According to the U.S. Census Bureau QuickFacts, the median household income was $42,440 in Grays Harbor County, less than the state ($59,374) and the nation ($53,046) during the same period.

Grays Harbor County’s poverty rate of 18.6 percent was well above to Washington state’s rate of 12.9 percent and the nation’s rate of 14.9 percent in the period 2008 to 2012, according to U.S Census Bureau QuickFacts.



(Source: U.S. Census Bureau)

Grays Harbor County’s population was forecast to be 73,200 in 2013, up from the 2010 Census count of 72,797.

  • Of the 2013 population total, 28,615 were counted as living in unincorporated areas of the county. The largest city in Grays Harbor County is Aberdeen (16,371), followed by Hoquiam (8,452) and Ocean Shores (5,615). The fourth largest city in the county is Montesano with a population of 4,070.

Population facts

(Source: U.S. Census Bureau QuickFacts)

Grays Harbor County Washington state
Population 2013 73,200 6,971,406
Population 2010 72,797 6,724,540
Percent change, 2010 to 2013 0.6% 3.7%

Age, gender and ethnicity

(Source: U.S. Census Bureau QuickFacts)

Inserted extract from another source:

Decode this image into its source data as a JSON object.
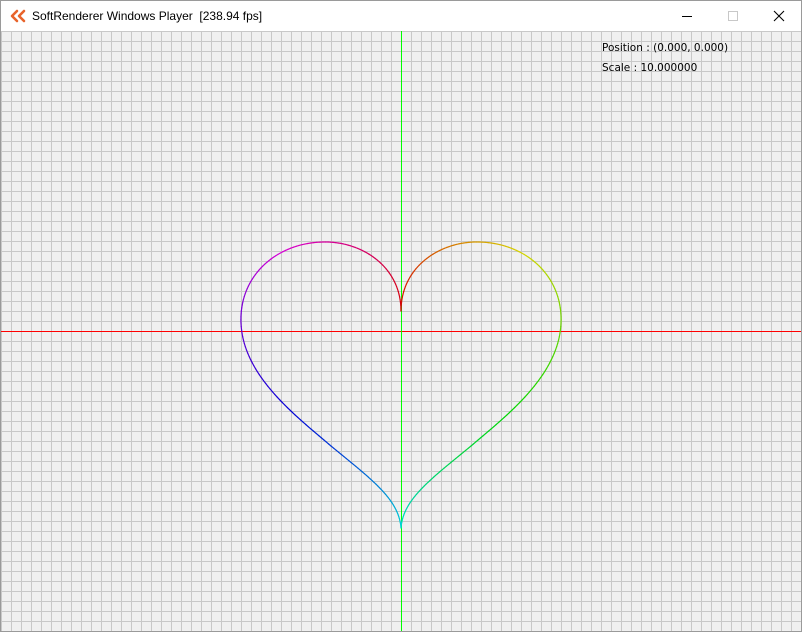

  • The largest age category in Grays Harbor County’s population is the 55 to 59 year-olds, which make up over 5,666 of the 2013 population forecast total.
  • The next two largest groups are the 60 to64 and 50 to 54 age groups, each accounting for over 5,300 individuals.
  • Females made up 48.6 percent of the county’s population compared to the state at 50.0 percent.
  • Grays Harbor County is less diverse than the state or nation, according to the 2013 data, as nearly 80.2 percent of the populations are counted as white non-Hispanic.
  • The largest minority grouping in the county is the Hispanic or Latino grouping at 9.6 percent, while the American Indian/Alaska Native category accounted for 5.3 percent of the population in 2013.


(Source: U.S. Census Bureau QuickFacts)

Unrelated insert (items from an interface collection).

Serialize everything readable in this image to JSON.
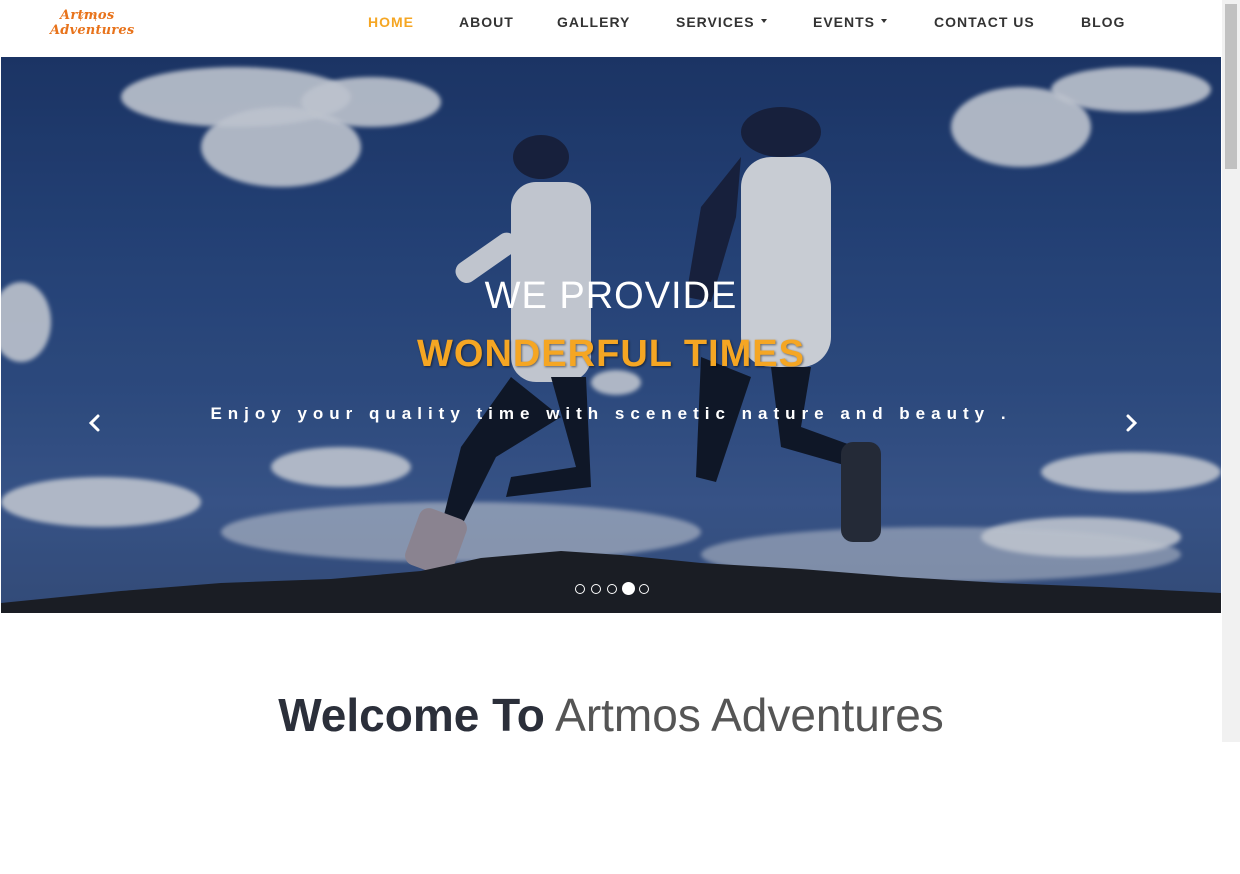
{
  "logo": {
    "line1": "Artmos",
    "line2": "Adventures"
  },
  "nav": {
    "items": [
      {
        "label": "HOME",
        "active": true
      },
      {
        "label": "ABOUT"
      },
      {
        "label": "GALLERY"
      },
      {
        "label": "SERVICES",
        "dropdown": true
      },
      {
        "label": "EVENTS",
        "dropdown": true
      },
      {
        "label": "CONTACT US"
      },
      {
        "label": "BLOG"
      }
    ]
  },
  "hero": {
    "line1": "WE PROVIDE",
    "line2": "WONDERFUL TIMES",
    "subtitle": "Enjoy your quality time with scenetic nature and beauty .",
    "prev_icon": "chevron-left-icon",
    "next_icon": "chevron-right-icon",
    "slide_count": 5,
    "active_slide": 4
  },
  "welcome": {
    "bold": "Welcome To",
    "light": "Artmos Adventures"
  },
  "colors": {
    "accent": "#f5a623",
    "logo": "#e8731b",
    "text": "#333333"
  }
}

Grays Harbor County Washington state
Population by age, 2013    
Under 5 years old 5.6% 6.4%
Under 18 years old 21.1% 22.9%
65 years and older 18.2% 13.6%
Females, 2013 48.6% 50.0%
Race/ethnicity, 2013
White 88.0% 81.2%
Black 1.3% 4.0%
American Indian, Alaskan Native 5.3% 1.9%
Asian, Native Hawaiian, Other Pacific Islander 1.8% 8.6%
Hispanic or Latino, any race 9.6% 11.9%

Educational attainment

(Source: U.S. Census Bureau QuickFacts)

In the county, 85.1 percent of persons age 25 or older were high school graduates, compared to 90.0 percent statewide. The numbers holding a Bachelor’s degree or higher were 14.4 percent compared to the states 31.6 percent.